Search the records for the string "icon" and return each line that has it.
----------------
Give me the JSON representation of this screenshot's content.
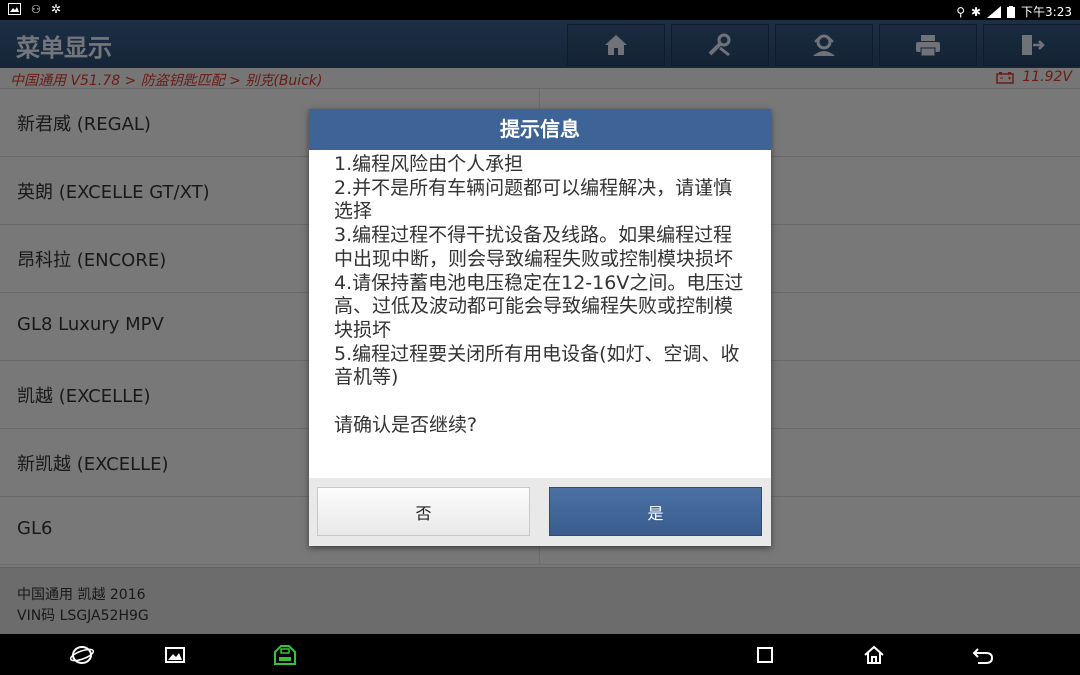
{
  "statusbar": {
    "time": "下午3:23"
  },
  "header": {
    "title": "菜单显示"
  },
  "toolbar": [
    "home-icon",
    "diagnose-icon",
    "user-icon",
    "print-icon",
    "exit-icon"
  ],
  "breadcrumb": {
    "path": "中国通用 V51.78 > 防盗钥匙匹配 > 别克(Buick)",
    "voltage": "11.92V"
  },
  "list": [
    {
      "label": "新君威 (REGAL)"
    },
    {
      "label": "英朗 (EXCELLE GT/XT)"
    },
    {
      "label": "昂科拉 (ENCORE)"
    },
    {
      "label": "GL8 Luxury MPV"
    },
    {
      "label": "凯越 (EXCELLE)"
    },
    {
      "label": "新凯越 (EXCELLE)"
    },
    {
      "label": "GL6"
    }
  ],
  "footer": {
    "vehicle": "中国通用 凯越 2016",
    "vin": "VIN码 LSGJA52H9G"
  },
  "dialog": {
    "title": "提示信息",
    "lines": [
      "1.编程风险由个人承担",
      "2.并不是所有车辆问题都可以编程解决，请谨慎选择",
      "3.编程过程不得干扰设备及线路。如果编程过程中出现中断，则会导致编程失败或控制模块损坏",
      "4.请保持蓄电池电压稳定在12-16V之间。电压过高、过低及波动都可能会导致编程失败或控制模块损坏",
      "5.编程过程要关闭所有用电设备(如灯、空调、收音机等)"
    ],
    "question": "请确认是否继续?",
    "no_label": "否",
    "yes_label": "是"
  },
  "colors": {
    "header": "#2f4f78",
    "accent_red": "#d43a2a",
    "dialog_title": "#3e6396"
  }
}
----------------
## SOLUTION FOR THIS EXERCISE
    "home-icon",
    "diagnose-icon",
    "user-icon",
    "print-icon",
    "exit-icon"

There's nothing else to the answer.